@StartDate datetime = DATEADD(DAY, DATEDIFF(DAY, 0, @DateToShow), 0),

@EndDate datetime = DATEADD(DAY, DATEDIFF(DAY, 0, @DateToShow), 0) + ’23:59:59′;

Using this approach the range changes to:

@StartDate = ‘20170301 00:00:00’

@EndDate = ‘20170301 23:59:59’

This looks good we now get full days’ worth of data for the March 1st, or do we? @EndDate is ‘20170301 23:59:59’ but this is not equal to ‘20170301 23:59:59.999’! Infact this does not account for that final second to midnight! In most cases, this report would be fine, but there is a small margin of error nevertheless.

Scenario 3:

Therefore, what we need is…


@StartDate datetime = DATEADD(DAY, DATEDIFF(DAY, 0, ‘20170301 15:32’), 0),

@EndDate datetime;

SET @EndDate = DATEADD(DAY, 1, @StartDate)

Now we get:

@StartDate = ‘20170301 00:00:00’

@EndDate = ‘20170302 00:00:00’;

We need to adjust the WHERE clause too in the original stored procedure; note the less than equal <= has changed to a less than <


PL.LogDate >= @StartDate AND PL.LogDate < @EndDate

And now we will get a full day’s worth of data.

This is also the reason why I did not use the BETWEEN keyword because this is inclusive and would not work above.

This same logic can be applied to other situations too, for example, “Please give me a stock report for the whole of March”. You would want 20170301 00:00:00 to 20170401:00:00:00 and the same where clause above.

Final note:

With the introduction of the “date” data type in SQL 2008 the following is also possible to set up the start and end dates:


@DateToShow datetime = ‘20170301 15:32’;


@StartDate datetime = CAST(@DateToShow AS date),

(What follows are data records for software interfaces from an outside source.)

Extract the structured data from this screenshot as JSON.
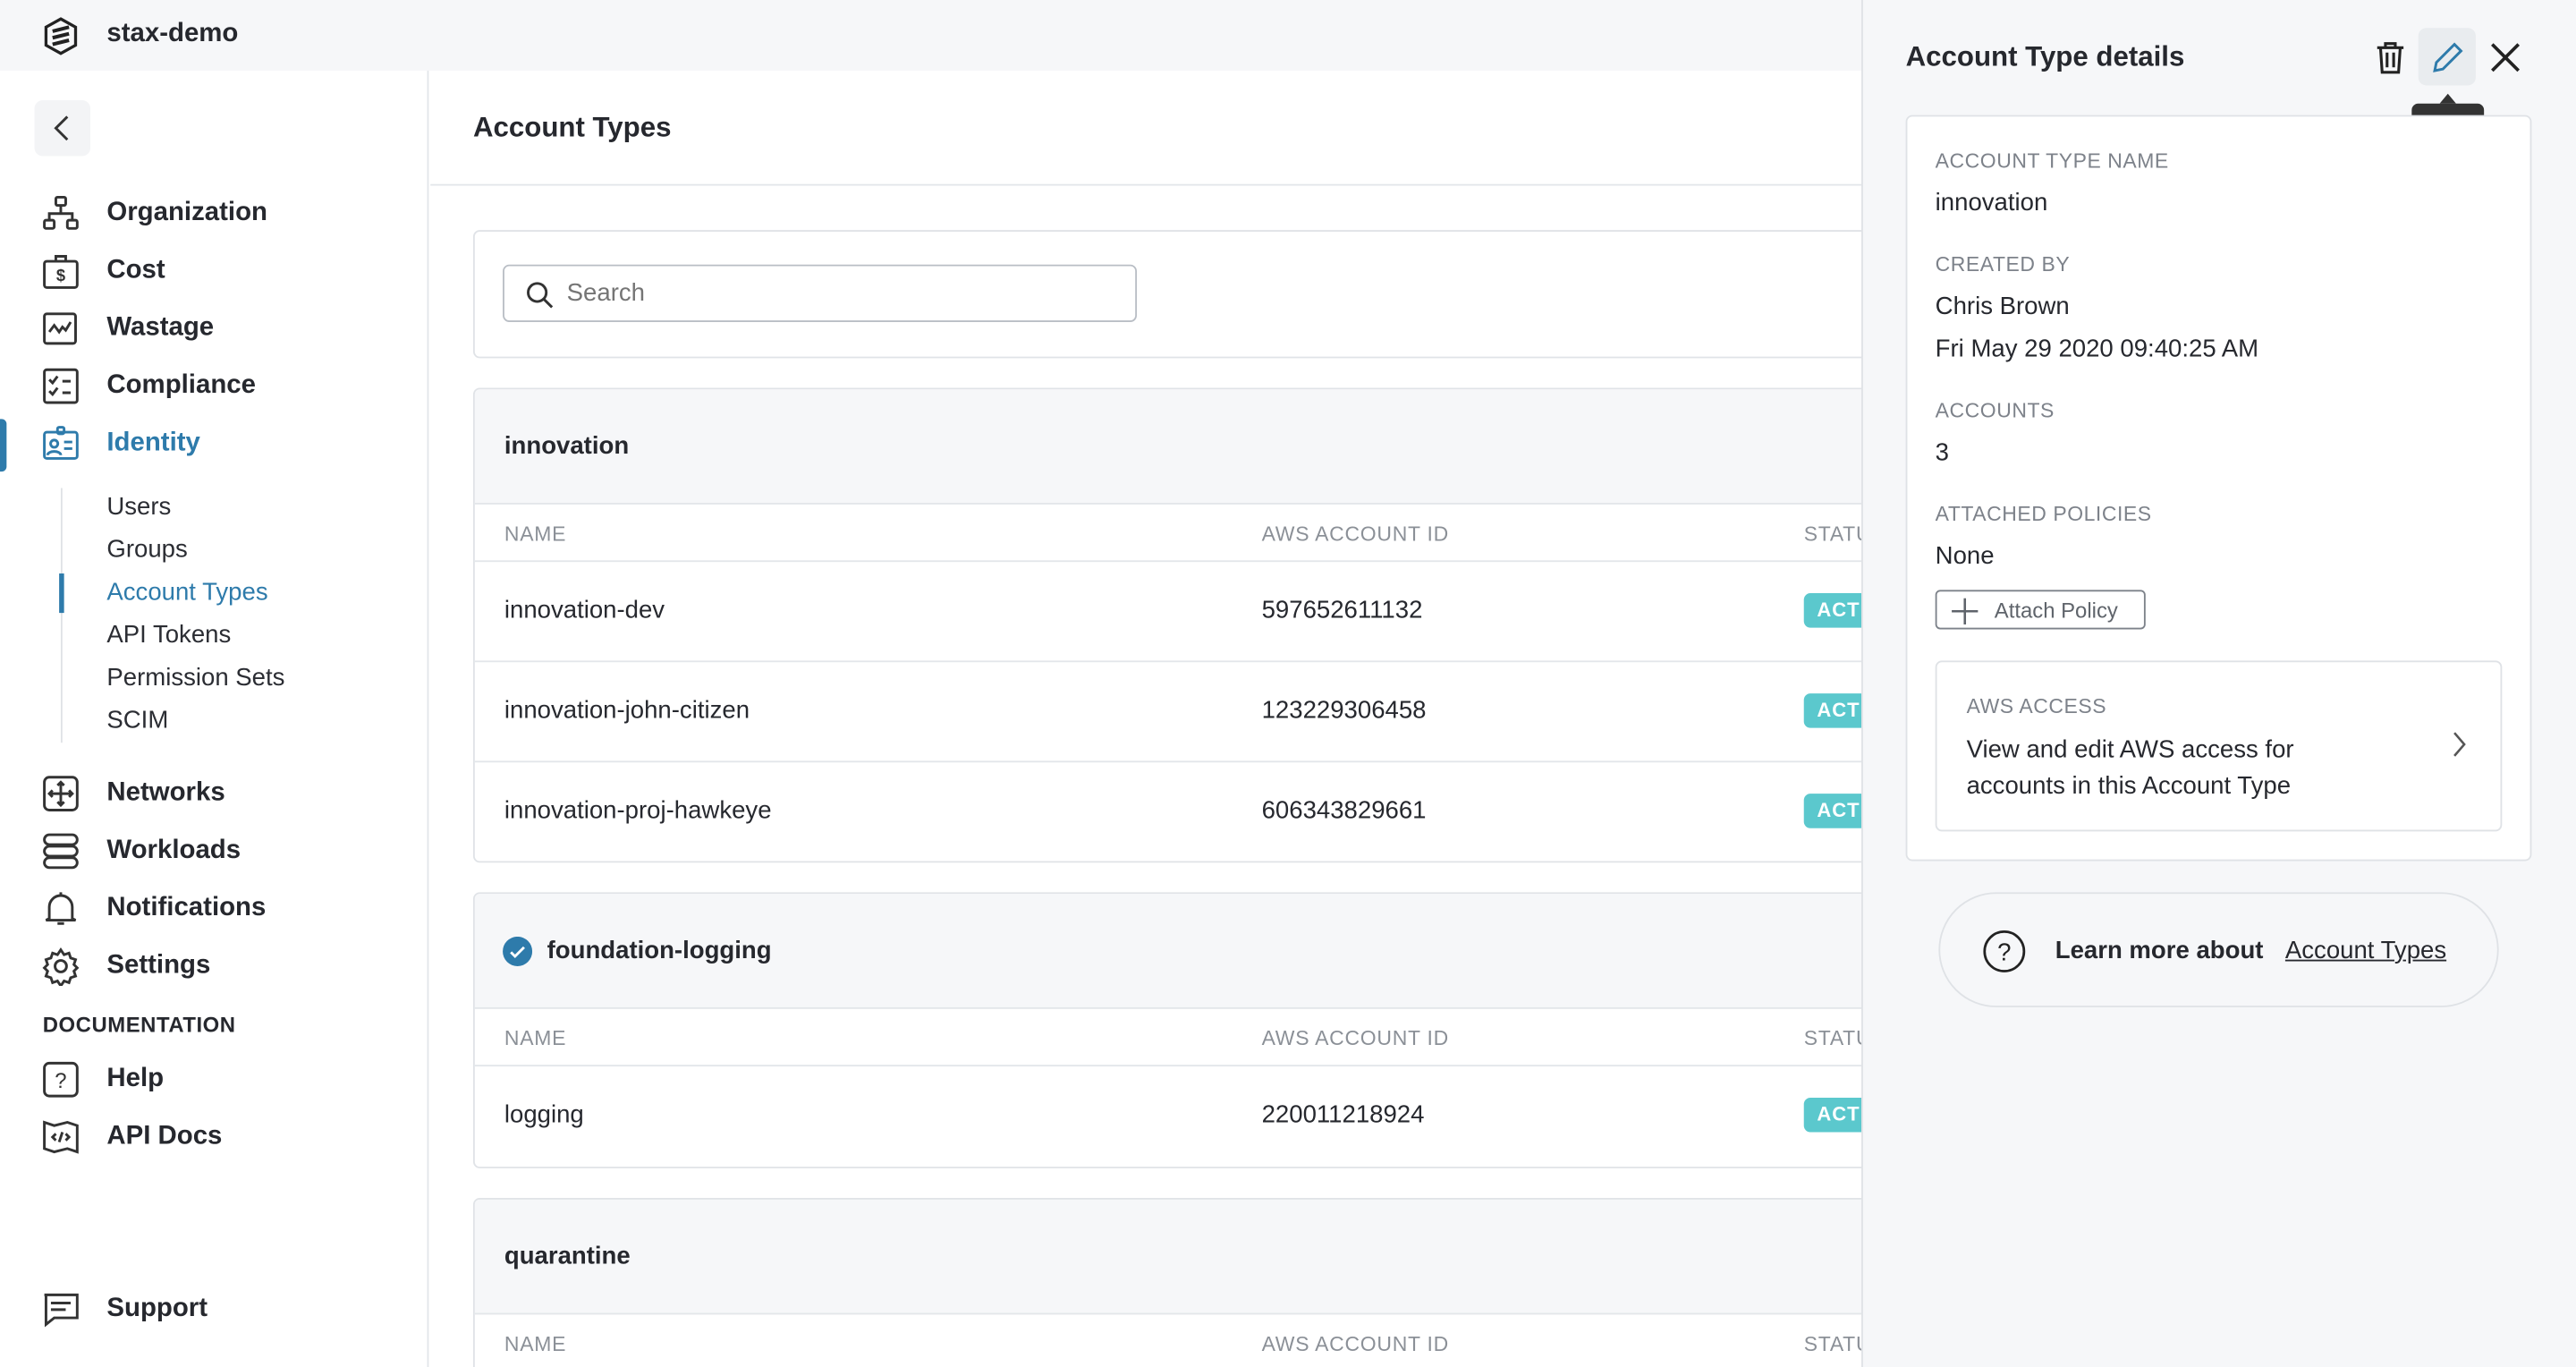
{
  "topbar": {
    "org_name": "stax-demo"
  },
  "sidebar": {
    "nav": [
      {
        "label": "Organization"
      },
      {
        "label": "Cost"
      },
      {
        "label": "Wastage"
      },
      {
        "label": "Compliance"
      },
      {
        "label": "Identity"
      }
    ],
    "identity_sub": [
      {
        "label": "Users"
      },
      {
        "label": "Groups"
      },
      {
        "label": "Account Types"
      },
      {
        "label": "API Tokens"
      },
      {
        "label": "Permission Sets"
      },
      {
        "label": "SCIM"
      }
    ],
    "nav2": [
      {
        "label": "Networks"
      },
      {
        "label": "Workloads"
      },
      {
        "label": "Notifications"
      },
      {
        "label": "Settings"
      }
    ],
    "documentation_heading": "DOCUMENTATION",
    "docs": [
      {
        "label": "Help"
      },
      {
        "label": "API Docs"
      }
    ],
    "support": "Support",
    "accent": "#2e7bab"
  },
  "main": {
    "title": "Account Types",
    "search_placeholder": "Search",
    "columns": {
      "name": "NAME",
      "aws_id": "AWS ACCOUNT ID",
      "status": "STATUS"
    },
    "groups": [
      {
        "name": "innovation",
        "rows": [
          {
            "name": "innovation-dev",
            "id": "597652611132",
            "status": "ACTIVE"
          },
          {
            "name": "innovation-john-citizen",
            "id": "123229306458",
            "status": "ACTIVE"
          },
          {
            "name": "innovation-proj-hawkeye",
            "id": "606343829661",
            "status": "ACTIVE"
          }
        ]
      },
      {
        "name": "foundation-logging",
        "verified": true,
        "rows": [
          {
            "name": "logging",
            "id": "220011218924",
            "status": "ACTIVE"
          }
        ]
      },
      {
        "name": "quarantine",
        "rows": []
      }
    ],
    "status_color": "#5bc8cd"
  },
  "panel": {
    "title": "Account Type details",
    "edit_tooltip": "Edit",
    "name_label": "ACCOUNT TYPE NAME",
    "name_value": "innovation",
    "created_label": "CREATED BY",
    "created_by": "Chris Brown",
    "created_at": "Fri May 29 2020 09:40:25 AM",
    "accounts_label": "ACCOUNTS",
    "accounts_value": "3",
    "policies_label": "ATTACHED POLICIES",
    "policies_value": "None",
    "attach_button": "Attach Policy",
    "aws_access_label": "AWS ACCESS",
    "aws_access_text": "View and edit AWS access for accounts in this Account Type",
    "learn_more": "Learn more about",
    "learn_link": "Account Types"
  }
}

@EndDate datetime;

SET @EndDate = DATEADD(DAY, 1, @StartDate)

Thanks for reading.

Paul Milligan.

Technical Lead at